LOS ANGELES (AP) -- The preserved brain of Ishi, an American Indian known as "the last wild man in America," has been found in a Smithsonian Institution warehouse more than eight decades after it vanished.
Methodical sleuthing by a pair of academics solved a mystery that may finally permit a proper burial of the last survivor of the Yahi Indian tribe.
The discovery, revealed Friday by the University of California at San Francisco, has electrified Northern California tribes who struggled for years to locate Ishi's remains.
"To put Ishi back together, to get his remains back will be something that people will feel good about," said Larry Myer, director of the state's Native American Heritage Commission. "It will give us a sense of healing, a sense of control."
In 1911, Ishi wandered out of the foothills of the Sierra Nevada and into American legend. He had been hiding in the wilderness for years after the last of the Yahi were thought to have been killed by settlers or disease.
He became a nationwide sensation as a living example of "the last wild man in America." Ishi lived in a museum at UCSF, giving demonstrations of American Indian life for throngs of visitors. He died of tuberculosis in 1916.
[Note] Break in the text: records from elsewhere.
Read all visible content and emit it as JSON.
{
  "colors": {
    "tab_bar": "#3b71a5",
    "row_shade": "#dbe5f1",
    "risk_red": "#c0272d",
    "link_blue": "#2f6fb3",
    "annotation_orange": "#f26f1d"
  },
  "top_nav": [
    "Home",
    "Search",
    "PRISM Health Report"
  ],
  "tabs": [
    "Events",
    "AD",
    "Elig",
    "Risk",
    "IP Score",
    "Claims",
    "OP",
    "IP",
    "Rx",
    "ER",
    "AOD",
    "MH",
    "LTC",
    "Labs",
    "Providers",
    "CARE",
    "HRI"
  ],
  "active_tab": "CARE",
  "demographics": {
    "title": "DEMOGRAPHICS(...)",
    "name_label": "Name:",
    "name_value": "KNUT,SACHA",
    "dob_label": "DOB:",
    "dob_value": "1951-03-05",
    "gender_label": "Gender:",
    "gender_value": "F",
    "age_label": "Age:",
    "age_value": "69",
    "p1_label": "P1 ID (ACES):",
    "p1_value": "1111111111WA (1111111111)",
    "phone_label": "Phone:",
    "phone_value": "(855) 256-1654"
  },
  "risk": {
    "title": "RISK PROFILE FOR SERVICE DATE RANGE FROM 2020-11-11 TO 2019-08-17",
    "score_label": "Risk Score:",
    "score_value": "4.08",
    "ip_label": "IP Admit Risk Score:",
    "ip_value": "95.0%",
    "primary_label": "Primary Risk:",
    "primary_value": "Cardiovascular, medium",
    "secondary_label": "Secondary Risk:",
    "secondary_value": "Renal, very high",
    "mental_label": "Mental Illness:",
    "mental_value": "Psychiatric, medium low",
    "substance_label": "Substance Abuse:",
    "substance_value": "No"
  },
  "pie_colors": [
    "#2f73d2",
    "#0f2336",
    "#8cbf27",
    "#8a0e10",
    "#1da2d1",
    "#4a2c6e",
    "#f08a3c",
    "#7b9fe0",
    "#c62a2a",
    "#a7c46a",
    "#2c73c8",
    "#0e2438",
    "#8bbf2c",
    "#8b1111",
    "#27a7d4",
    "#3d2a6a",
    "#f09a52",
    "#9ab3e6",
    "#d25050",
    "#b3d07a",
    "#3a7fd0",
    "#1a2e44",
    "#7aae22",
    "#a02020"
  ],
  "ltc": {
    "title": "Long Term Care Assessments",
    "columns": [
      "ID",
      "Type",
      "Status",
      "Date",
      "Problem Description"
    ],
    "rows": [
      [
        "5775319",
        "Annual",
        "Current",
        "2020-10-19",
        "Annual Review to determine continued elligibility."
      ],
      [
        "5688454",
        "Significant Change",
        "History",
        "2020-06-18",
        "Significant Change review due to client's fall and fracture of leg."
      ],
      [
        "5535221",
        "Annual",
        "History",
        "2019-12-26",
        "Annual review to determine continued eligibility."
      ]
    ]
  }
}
An autopsy was performed -- against Ishi's final wishes -- and his brain was removed. But scientists lost track of the brain, and Indian leaders refused to go through with a burial ceremony without it. Ishi's body was cremated and his ashes are stored in a cemetery in Colma, south of San Francisco.
Two years ago, administrators at UCSF asked historian Nancy Rockafellar to determine whether the brain was at the university.
She learned that Duke University anthropologist Orin Starn was researching a book on Ishi and told him about the autopsy. Starn found a file at the University of California at Berkeley that cataloged the transfer of Ishi's brain to the Smithsonian.
Last month, Starn confirmed the brain was being kept in a tank in Maryland by the Smithsonian's National Museum of Natural History. It is one of nine American Indian brains and thousands of skeletons collected for research.
"It was not uncommon to study brains in the early 20th century," Starn said. "Some people thought that different races had different brain sizes."
A Smithsonian spokesman said Friday that the institution has been in touch with tribes in California's Butte County to discuss repatriation.
Starn said he didn't think there any "bad intent" on the part of the institution, which apparently didn't know people were seeking the remains.
"I think Ishi is important as a symbol a reminder of what happened to indigenous people during the white takeover and conquest," Starn said. "He really was a victim of a holocaust."
As the place where Ishi lived his final years, Rockafellar said UCSF has an obligation to his memory.
"He captures your imagination," she said. "His basic humanness is what shines through in these accounts of him left by the whites who knew him, his humanness and his resiliency."